**Directions**.
Show each line in the listing below that contains the word "Анализ".

**Records to use**.
::::::::
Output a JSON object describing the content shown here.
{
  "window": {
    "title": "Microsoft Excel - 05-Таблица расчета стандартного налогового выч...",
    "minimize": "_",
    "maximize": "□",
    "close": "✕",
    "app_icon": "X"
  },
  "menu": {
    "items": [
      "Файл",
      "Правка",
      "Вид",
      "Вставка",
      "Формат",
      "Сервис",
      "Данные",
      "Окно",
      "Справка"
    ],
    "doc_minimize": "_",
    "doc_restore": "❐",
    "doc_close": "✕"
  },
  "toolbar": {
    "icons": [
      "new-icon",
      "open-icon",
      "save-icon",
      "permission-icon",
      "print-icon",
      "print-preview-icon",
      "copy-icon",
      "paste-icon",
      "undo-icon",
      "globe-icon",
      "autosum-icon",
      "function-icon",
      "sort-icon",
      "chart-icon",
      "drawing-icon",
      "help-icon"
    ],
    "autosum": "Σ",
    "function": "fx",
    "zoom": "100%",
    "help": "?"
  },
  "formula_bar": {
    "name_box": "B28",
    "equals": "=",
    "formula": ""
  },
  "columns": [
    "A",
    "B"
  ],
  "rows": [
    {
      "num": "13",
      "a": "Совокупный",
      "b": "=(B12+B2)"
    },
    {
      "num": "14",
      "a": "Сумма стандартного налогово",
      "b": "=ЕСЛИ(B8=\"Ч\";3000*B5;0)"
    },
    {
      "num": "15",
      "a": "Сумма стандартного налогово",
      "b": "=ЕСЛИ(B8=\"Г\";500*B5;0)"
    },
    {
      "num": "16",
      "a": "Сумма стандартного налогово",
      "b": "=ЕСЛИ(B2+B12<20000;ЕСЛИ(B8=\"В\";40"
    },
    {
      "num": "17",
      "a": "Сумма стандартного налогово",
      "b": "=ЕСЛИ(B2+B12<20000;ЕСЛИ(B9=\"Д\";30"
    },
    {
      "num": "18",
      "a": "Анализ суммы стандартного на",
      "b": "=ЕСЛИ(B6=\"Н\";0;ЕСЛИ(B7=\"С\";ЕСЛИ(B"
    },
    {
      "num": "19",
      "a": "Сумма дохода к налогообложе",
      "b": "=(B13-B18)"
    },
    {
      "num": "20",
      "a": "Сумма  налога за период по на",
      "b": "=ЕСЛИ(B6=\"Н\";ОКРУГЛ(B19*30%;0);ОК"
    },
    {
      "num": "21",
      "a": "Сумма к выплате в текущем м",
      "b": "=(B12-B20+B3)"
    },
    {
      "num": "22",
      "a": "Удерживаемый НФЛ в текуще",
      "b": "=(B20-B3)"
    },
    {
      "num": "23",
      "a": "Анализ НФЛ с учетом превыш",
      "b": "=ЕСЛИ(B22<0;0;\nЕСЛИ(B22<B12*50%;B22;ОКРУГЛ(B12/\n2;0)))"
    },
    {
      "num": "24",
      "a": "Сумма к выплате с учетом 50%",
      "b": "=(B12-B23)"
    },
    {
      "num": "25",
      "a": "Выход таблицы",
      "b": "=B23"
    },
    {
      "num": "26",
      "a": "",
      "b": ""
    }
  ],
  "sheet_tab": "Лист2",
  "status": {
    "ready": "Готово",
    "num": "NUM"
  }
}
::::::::
**Answer to this task**.
      "a": "Анализ суммы стандартного на",
      "a": "Анализ НФЛ с учетом превыш",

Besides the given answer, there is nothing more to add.